Therefore he has no option but to resign. He has no credibility left.

Ah, but wait a minute, he’s a Lib Dem minister – so let’s be frank honour for him doesn’t come in to it! The last time the Liberals were in government there was hardly a car on the road so a ministerial limo is not to be given up lightly.

Wednesday, December 1, 2010


Hundreds of thousands of Moroccans marched on Sunday in Casablanca to protest against criticism by Spain’s Partido Popular of alleged human rights abuses in the disputed Western Sahara. Waving Moroccan flags and banners, the protesters led by Prime Minister Abbas el Fassi chanted: “Popular Party, enemy of Morocco.”

I say hundreds of thousands, one report I read said three million. If there is a demonstration in Spain the organisers may say 5,000 took part, the National Police 3,000 and the local police 1,500.The truth lies between the highest and lowest figure. There certainly was a major demonstration in Casablanca – as to how many were there – well your guess is as good as mine.

I have reflected on this for a couple of days because the protest wasn’t against Spain or the Spanish government but the Partido Popular. The curious thing here is that the PP is not the Spanish party of government but is the opposition.

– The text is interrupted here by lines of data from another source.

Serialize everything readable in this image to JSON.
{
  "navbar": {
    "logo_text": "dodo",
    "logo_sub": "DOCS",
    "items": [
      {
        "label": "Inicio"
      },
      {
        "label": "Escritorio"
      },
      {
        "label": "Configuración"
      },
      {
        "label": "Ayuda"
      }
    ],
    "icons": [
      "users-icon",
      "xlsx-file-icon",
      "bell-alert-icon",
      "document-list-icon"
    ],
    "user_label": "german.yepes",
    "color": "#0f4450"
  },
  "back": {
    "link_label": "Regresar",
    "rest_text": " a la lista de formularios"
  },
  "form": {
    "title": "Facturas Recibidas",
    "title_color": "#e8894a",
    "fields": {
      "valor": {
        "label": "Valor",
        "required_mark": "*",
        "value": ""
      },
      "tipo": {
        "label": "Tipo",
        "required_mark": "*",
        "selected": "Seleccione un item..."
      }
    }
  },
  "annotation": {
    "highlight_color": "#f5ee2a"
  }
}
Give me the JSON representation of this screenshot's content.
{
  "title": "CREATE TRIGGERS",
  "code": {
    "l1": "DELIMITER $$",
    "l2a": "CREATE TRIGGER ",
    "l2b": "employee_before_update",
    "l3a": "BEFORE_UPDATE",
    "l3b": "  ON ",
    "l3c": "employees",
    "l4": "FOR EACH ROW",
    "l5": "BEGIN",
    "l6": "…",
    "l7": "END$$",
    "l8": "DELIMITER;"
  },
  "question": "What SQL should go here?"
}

I can’t think off hand of any other mass protest against a non-ruling party. However opinion polls point to the centre-right party triumphing in the March 2012 general election – not only in Madrid but perhaps also in the regional government in Andalucía, the nearest part of Spain to Morocco.

In statements over recent months the PP has made it clear that if it wins the 2012 general election in will be much tougher with its neighbour across the Strait of Gibraltar. It has accused the PSOE government of weakness towards Rabat, is angry over the EU accord with Morocco that will hit Andalucía agriculture and fisheries and has been outspoken in its support of the security forces in Ceuta and Melilla – the two enclaves that Morocco views as occupied territories.

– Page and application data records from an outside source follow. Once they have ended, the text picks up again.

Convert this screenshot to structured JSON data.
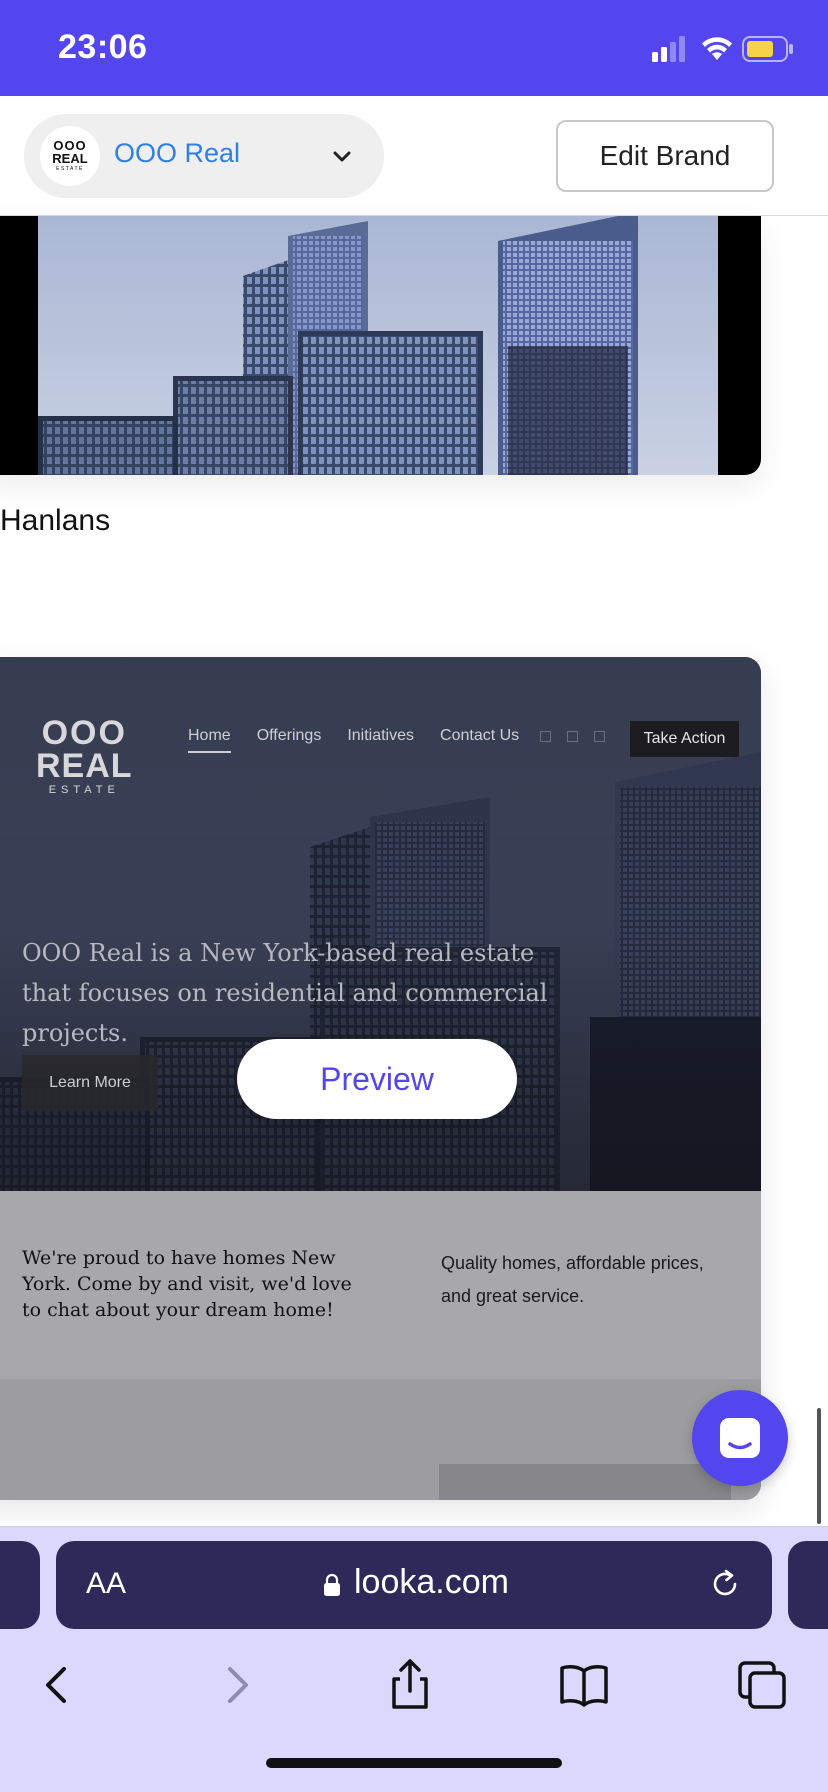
{
  "status_bar": {
    "time": "23:06"
  },
  "brand_header": {
    "brand_name": "OOO Real",
    "logo_line1": "OOO",
    "logo_line2": "REAL",
    "logo_line3": "ESTATE",
    "edit_button": "Edit Brand"
  },
  "cards": [
    {
      "title": "Hanlans"
    },
    {
      "site_logo": {
        "line1": "OOO",
        "line2": "REAL",
        "line3": "ESTATE"
      },
      "nav": [
        "Home",
        "Offerings",
        "Initiatives",
        "Contact Us"
      ],
      "cta": "Take Action",
      "hero_text": "OOO Real is a New York-based real estate that focuses on residential and commercial projects.",
      "learn_more": "Learn More",
      "preview_label": "Preview",
      "about_left": "We're proud to have homes New York. Come by and visit, we'd love to chat about your dream home!",
      "about_right": "Quality homes, affordable prices, and great service."
    }
  ],
  "browser": {
    "text_size_label": "AA",
    "url": "looka.com"
  },
  "colors": {
    "accent": "#5346ee",
    "link": "#2f7fe8",
    "browser_bar": "#2d2a5a",
    "browser_bg": "#dcd8fd"
  }
}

Indeed in August the former Spanish PP premier, José María Aznar, broke off from his holiday in Marbella to visit the Melilla border where tensions were running high between the enclave and Moroccans. Morocco had accused the National Police and Guardia Civil of acting in a racist manner towards its citizens and a food import blockade had been imposed. Needless to say the visit of the strutting Aznar did nothing to calm these troubled waters. That was left to the Spanish monarch who has close ties with his Moroccan counterpart.

Now we have to add to that mix the Western Sahara which is normally the sole preserve of the left. The PP took part in a rally in Madrid last month alongside socialist, far-left and trade union groups to denounce Morocco for allegedly abusing human rights in Western Sahara. PP activists were also present in Valencia last week to show their support for Saharan refugees who had first locked themselves in the PSOE HQ as they are furious over the socialist government’s inaction on the issue. When evicted they staged an on-going protest in the street outside.

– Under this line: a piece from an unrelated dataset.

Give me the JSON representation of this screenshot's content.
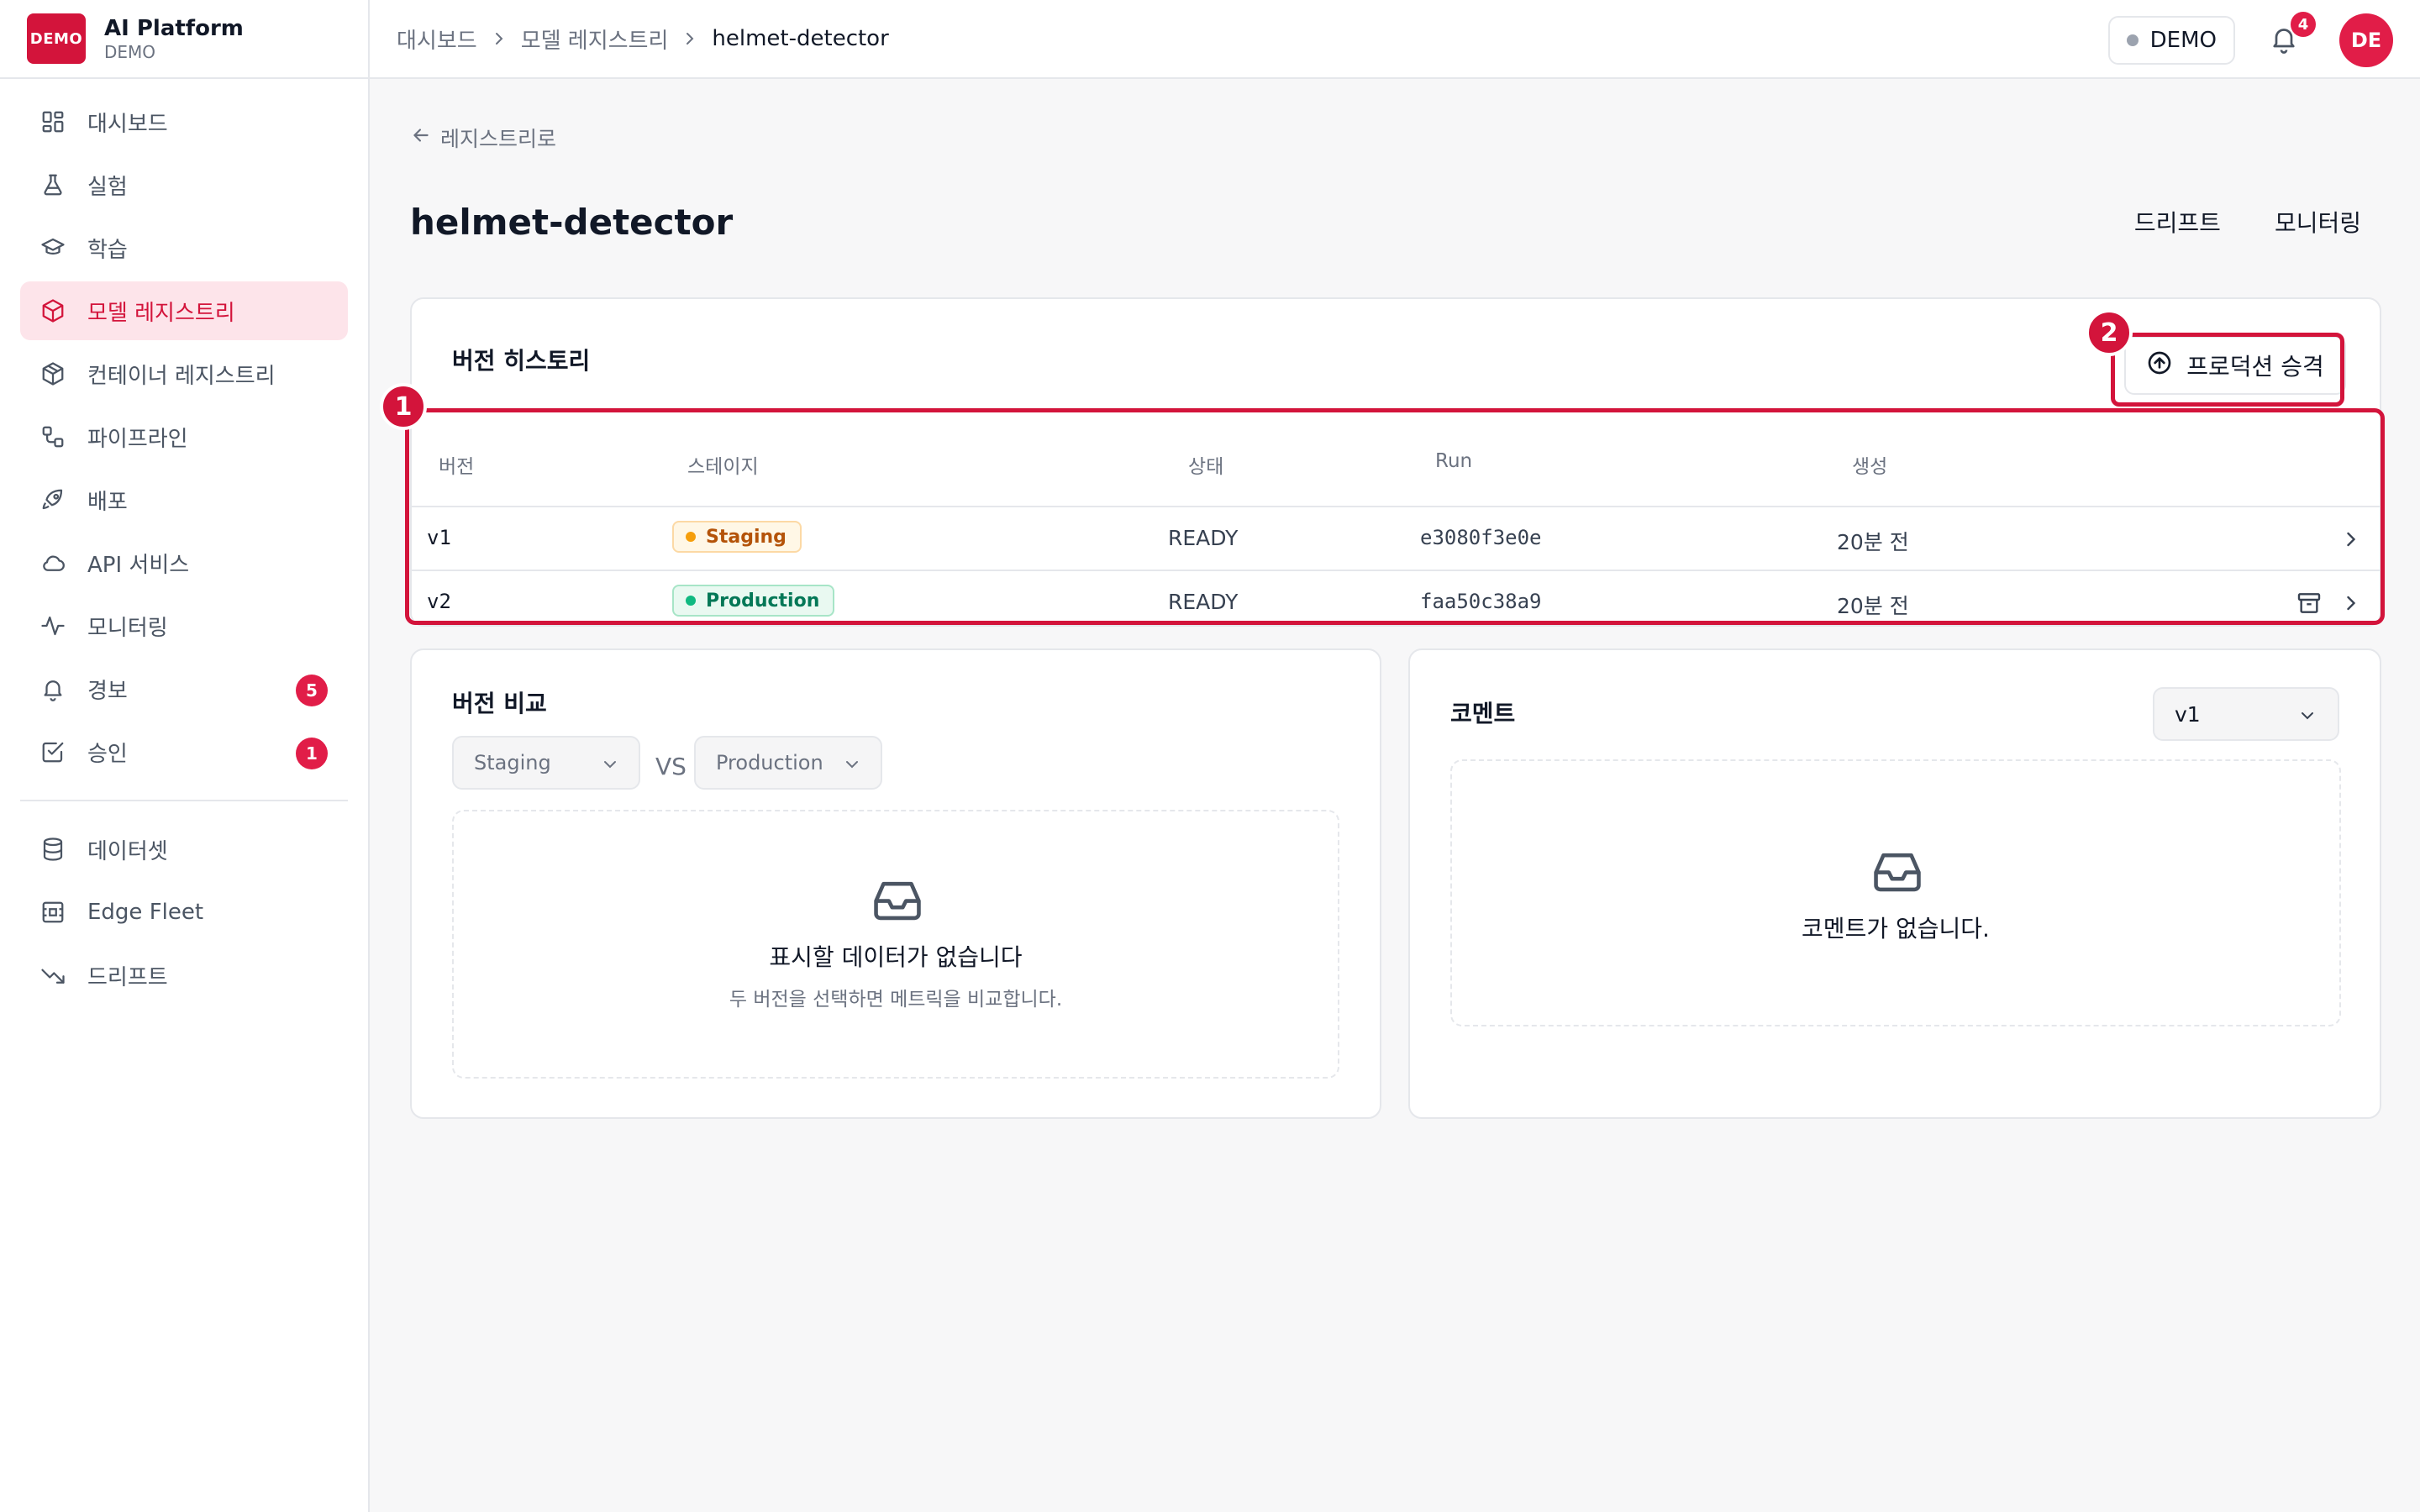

So on reflection it is no surprise that Fassi’s Istiqlal party and 15 other political groups issued a joint statement attacking the PP for its “unbridled activism against Morocco.” They argued the party had swayed last week’s vote of European lawmakers in favour of a United Nations-backed probe into violence in the former Spanish colony.

Moroccan security forces and pro-independence protesters clashed on November 8 in the disputed territory, which was annexed by Morocco in 1975 after Spain withdrew from its former colony. Several members of the security forces and civilians are reported to have died. The violence, amongst the worst in years, prompted the Polisario Front which wants independence for the territory to call for an independent UN investigation.

With the centre-right is in the ascendancy in Spain you can expect tensions with Morocco and the British colony of Gibraltar to increase if the Partido Popular comes to power. It is also a depressing prospect for socialists, the far-left and the unions in Spain because whilst the country has suffered in the economic crisis under the socialist government the medicine to come will be far bitterer under Mariano Rajoy’s PP than it ever was under José Luis Rodríguez Zapatero's PSOE.